# Data shown

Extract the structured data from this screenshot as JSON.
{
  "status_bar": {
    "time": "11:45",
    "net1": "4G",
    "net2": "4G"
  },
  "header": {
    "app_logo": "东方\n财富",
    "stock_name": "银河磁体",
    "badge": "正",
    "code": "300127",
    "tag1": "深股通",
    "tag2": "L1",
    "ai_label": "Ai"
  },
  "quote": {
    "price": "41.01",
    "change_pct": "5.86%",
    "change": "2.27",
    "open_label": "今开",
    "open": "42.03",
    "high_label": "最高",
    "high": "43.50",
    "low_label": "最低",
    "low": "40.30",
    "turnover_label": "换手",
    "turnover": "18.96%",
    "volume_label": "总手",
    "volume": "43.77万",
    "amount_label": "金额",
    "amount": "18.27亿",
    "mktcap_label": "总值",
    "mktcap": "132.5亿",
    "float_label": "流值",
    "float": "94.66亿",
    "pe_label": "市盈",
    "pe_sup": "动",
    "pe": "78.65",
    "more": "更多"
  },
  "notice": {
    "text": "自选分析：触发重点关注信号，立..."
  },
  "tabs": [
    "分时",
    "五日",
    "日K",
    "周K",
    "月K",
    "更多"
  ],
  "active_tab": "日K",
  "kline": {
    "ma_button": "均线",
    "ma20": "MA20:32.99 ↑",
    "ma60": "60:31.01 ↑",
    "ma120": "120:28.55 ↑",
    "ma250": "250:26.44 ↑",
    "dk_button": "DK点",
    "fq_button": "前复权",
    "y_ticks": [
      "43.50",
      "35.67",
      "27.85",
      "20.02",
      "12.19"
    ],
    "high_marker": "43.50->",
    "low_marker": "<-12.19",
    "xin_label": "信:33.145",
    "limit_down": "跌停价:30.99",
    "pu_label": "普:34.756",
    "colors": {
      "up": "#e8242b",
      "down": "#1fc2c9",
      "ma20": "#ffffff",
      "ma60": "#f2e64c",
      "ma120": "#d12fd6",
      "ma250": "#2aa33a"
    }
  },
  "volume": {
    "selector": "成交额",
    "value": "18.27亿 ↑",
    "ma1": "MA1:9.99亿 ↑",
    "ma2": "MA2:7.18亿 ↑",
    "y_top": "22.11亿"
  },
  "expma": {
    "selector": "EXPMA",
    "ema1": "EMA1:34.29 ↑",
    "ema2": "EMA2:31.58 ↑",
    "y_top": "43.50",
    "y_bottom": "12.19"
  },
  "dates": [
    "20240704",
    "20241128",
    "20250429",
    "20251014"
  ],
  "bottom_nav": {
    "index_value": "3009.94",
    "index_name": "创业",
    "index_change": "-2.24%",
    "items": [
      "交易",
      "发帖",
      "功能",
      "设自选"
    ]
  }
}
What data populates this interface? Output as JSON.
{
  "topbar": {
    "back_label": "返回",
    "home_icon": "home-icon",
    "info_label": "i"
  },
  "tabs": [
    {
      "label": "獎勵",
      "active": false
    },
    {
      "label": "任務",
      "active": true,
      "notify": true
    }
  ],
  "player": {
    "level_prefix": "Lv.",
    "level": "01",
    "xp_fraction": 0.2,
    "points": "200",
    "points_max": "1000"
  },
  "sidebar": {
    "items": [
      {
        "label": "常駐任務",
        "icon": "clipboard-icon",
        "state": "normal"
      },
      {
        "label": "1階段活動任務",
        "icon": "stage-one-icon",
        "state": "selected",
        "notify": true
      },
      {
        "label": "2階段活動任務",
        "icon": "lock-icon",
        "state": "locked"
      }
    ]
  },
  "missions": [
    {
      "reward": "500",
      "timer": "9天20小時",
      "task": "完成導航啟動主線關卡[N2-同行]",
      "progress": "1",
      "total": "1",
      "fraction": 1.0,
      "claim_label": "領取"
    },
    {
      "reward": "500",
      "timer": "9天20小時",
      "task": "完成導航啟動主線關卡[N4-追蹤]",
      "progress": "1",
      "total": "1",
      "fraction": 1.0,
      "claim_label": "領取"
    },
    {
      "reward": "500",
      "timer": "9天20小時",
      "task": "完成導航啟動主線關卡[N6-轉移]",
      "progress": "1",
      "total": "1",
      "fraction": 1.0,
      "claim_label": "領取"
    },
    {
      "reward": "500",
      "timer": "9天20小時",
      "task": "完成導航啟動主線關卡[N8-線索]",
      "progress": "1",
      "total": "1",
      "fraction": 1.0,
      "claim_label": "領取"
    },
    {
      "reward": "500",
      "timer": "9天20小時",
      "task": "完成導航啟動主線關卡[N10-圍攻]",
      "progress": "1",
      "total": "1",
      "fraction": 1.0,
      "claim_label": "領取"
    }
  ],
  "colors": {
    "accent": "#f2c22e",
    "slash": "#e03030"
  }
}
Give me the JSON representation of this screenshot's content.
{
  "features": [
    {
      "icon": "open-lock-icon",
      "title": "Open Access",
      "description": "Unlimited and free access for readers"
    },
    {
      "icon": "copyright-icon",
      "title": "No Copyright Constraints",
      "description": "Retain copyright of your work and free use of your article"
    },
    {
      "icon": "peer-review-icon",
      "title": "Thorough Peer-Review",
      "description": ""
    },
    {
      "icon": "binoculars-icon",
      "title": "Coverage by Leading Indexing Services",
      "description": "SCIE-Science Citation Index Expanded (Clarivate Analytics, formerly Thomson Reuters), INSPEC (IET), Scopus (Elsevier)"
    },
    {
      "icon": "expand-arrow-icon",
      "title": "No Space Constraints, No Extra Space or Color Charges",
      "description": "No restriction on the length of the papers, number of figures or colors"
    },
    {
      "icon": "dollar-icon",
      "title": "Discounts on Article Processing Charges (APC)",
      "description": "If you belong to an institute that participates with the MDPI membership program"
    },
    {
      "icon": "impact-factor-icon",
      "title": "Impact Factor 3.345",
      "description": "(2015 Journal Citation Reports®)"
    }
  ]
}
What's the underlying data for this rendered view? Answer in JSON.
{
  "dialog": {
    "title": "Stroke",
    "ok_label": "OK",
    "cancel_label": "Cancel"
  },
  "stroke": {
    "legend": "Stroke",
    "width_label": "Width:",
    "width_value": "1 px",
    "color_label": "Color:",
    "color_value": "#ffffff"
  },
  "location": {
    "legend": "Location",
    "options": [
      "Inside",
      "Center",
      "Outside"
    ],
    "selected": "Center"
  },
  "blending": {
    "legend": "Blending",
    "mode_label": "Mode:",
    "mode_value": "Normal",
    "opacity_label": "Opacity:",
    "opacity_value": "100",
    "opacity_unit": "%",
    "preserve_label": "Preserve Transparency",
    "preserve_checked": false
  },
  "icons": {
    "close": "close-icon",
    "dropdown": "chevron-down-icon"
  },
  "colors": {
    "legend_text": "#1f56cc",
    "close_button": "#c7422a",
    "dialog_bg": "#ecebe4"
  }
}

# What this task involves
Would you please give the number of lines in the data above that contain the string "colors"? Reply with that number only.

# Reply to the exercise
4